Agriculture Secretary Tom Vilsack said the funding is provided through the Agricultural Conservation Easement Program (ACEP), created by the 2014 farm bill to protect critical water resources and wildlife habitat, and encourage private owners to maintain land for farming and ranching. Through the voluntary sale of an easement, landowners limit future development to protect these key resources.
"The benefits of restoring, enhancing and protecting these working agricultural lands and critical wetlands cannot be overstated," Vilsack said in a release. "USDA is committed to preserving working agricultural lands to help protect the long-term viability of farming across the country as well as to restoring and protecting vital sensitive wetlands that provide important wildlife habitat and improve water quality."
ACEP's agricultural land easements not only protect the long-term viability of the nation's food supply by preventing conversion of productive working lands to non-agricultural uses, they also support environmental quality, wildlife habitat, historic preservation and protection of open spaces, USDA said. Native American Tribes, state and local governments and non-governmental organizations that have farmland or grassland protection programs are eligible to partner with NRCS to purchase conservation easements.
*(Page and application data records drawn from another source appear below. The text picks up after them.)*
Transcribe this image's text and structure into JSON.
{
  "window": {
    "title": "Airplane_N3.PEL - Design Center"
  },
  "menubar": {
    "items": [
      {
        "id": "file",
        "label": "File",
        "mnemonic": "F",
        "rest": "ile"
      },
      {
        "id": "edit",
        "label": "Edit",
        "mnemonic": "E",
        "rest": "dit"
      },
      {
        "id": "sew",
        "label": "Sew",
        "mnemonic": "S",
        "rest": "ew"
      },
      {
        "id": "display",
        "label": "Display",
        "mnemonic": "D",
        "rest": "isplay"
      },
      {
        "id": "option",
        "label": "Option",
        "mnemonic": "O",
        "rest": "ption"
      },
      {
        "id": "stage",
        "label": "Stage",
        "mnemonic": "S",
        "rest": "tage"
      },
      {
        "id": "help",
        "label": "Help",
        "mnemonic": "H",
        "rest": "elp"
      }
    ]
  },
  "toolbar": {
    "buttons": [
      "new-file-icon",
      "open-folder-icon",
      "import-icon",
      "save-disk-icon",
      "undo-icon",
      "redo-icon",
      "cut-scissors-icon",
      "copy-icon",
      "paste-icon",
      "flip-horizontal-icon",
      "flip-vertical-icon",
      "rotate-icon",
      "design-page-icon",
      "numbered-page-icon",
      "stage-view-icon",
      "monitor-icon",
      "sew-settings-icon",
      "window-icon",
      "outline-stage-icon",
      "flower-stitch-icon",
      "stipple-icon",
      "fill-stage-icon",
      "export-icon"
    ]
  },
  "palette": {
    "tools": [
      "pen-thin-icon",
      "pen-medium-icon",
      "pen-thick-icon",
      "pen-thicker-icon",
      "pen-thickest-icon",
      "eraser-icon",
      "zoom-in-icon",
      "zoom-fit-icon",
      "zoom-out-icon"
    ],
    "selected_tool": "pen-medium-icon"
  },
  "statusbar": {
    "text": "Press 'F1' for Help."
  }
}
Wetland reserve easements allow landowners to successfully restore, enhance and protect habitat for wildlife on their lands, reduce damage from flooding, recharge groundwater and provide outdoor recreational and educational opportunities. Eligible landowners can choose to enroll in a permanent or 30-year easement. Tribal landowners also have the option of enrolling in 30-year contracts.
USDA provided several examples of how the program works. In north-central Iowa, ACEP funds have been used to add nearly 400 acres to an existing contiguous 600 acre wetland complex protecting the recently restored public Big Wall Lake. In Colorado, two land trusts in plan to use ACEP funds to enroll 1,805 acres to protect critical sage grouse habitat in Saguache County and in the Upper Colorado River Corridor Priority Landscape located in Grand County.
In in the 2014 and 2015 fiscal year, NRCS invested more than $600 million in ACEP funding to help landowners engage in voluntary conservation to provide long-term protection of an estimated 250,000 acres of farmland, grassland, and wetlands through more than 750 new easements, USDA said.
To learn about ACEP and other technical and financial assistance available through NRCS conservation programs, visit www.nrcs.usda.gov/GetStarted or a local USDA Service Center.